The deal includes salaries of $3,666,666 this year and $3,666,667 in each of the next two seasons. The Rays have a $7 million option for 2026 with a $1 million buyout.

His 2024 and 2025 salaries could increase by $300,000 each based on games finished in the previous season: $150,000 each for 35 and 40.

Tampa Bay’s option price could increase by up to $6 million, including $4 million for appearances: $1 million each for 60 and 70 in 2025; $500,000 for 125 from 2023-25 and $1 million each for 135, 150 and 165 from 2023-25. The option price could increase by $2 million for games finished in 2025: $500,000 each for 25, 30, 35 and 40.

Fairbanks also has a $500,000 award bonus for winning the Hoffman/Rivera reliever of the year award and $200,000 for finishing second or third.

The 29-year-old right-hander is 11-10 with a 2.98 ERA and 15 saves in 111 appearances, with all but two of the outings coming out of the bullpen since being acquired by the Rays from the Texas Rangers in July 2019.

Fairbanks was 0-0 with a 1.13 ERA in 24 appearances last year after beginning the season on the 60-day injured list with a right lat strain.

Fairbanks made his 2022 debut on July 17 and tied for the team lead with eight saves despite being sidelined more than three months.

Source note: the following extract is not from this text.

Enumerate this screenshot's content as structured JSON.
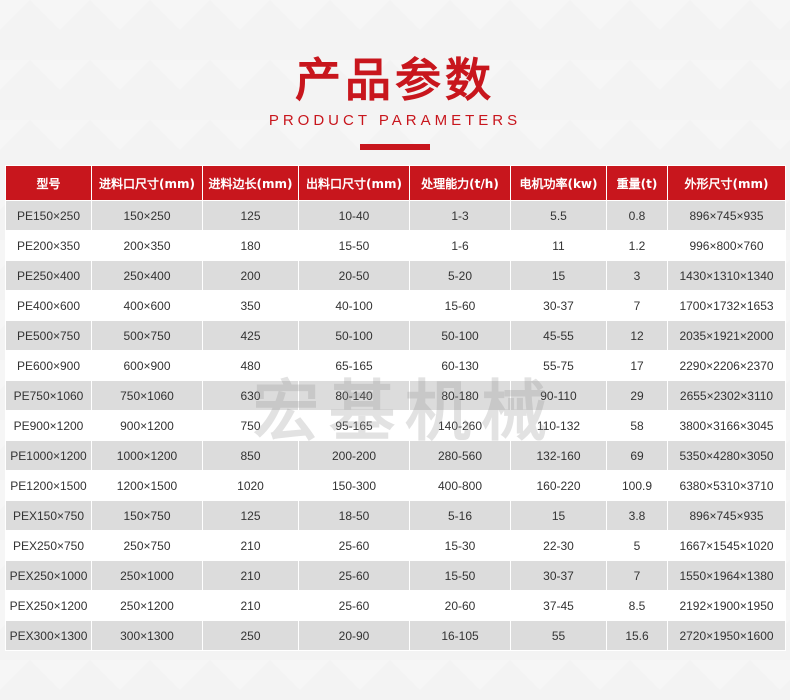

In addition, he is 0-0 with a 3.60 ERA in 12 career postseason appearances, all with Tampa Bay.

He had asked for a raise from $714,400 to $1.9 million when proposed arbitration salaries were exchanged Jan. 13, and the Rays had offered for $1.5 million.

Fairbanks’ agreement was announced two days after left-hander Jeffrey Springs agreed to a $31 million, four-year contract with Tampa Bay that could be worth $65.75 million over five seasons.

Tampa Bay remains scheduled for hearings with right-handers Jason Adam and Ryan Thompson, left-hander Colin Poche, third baseman Yandy Diaz and outfielder Harold Ramirez.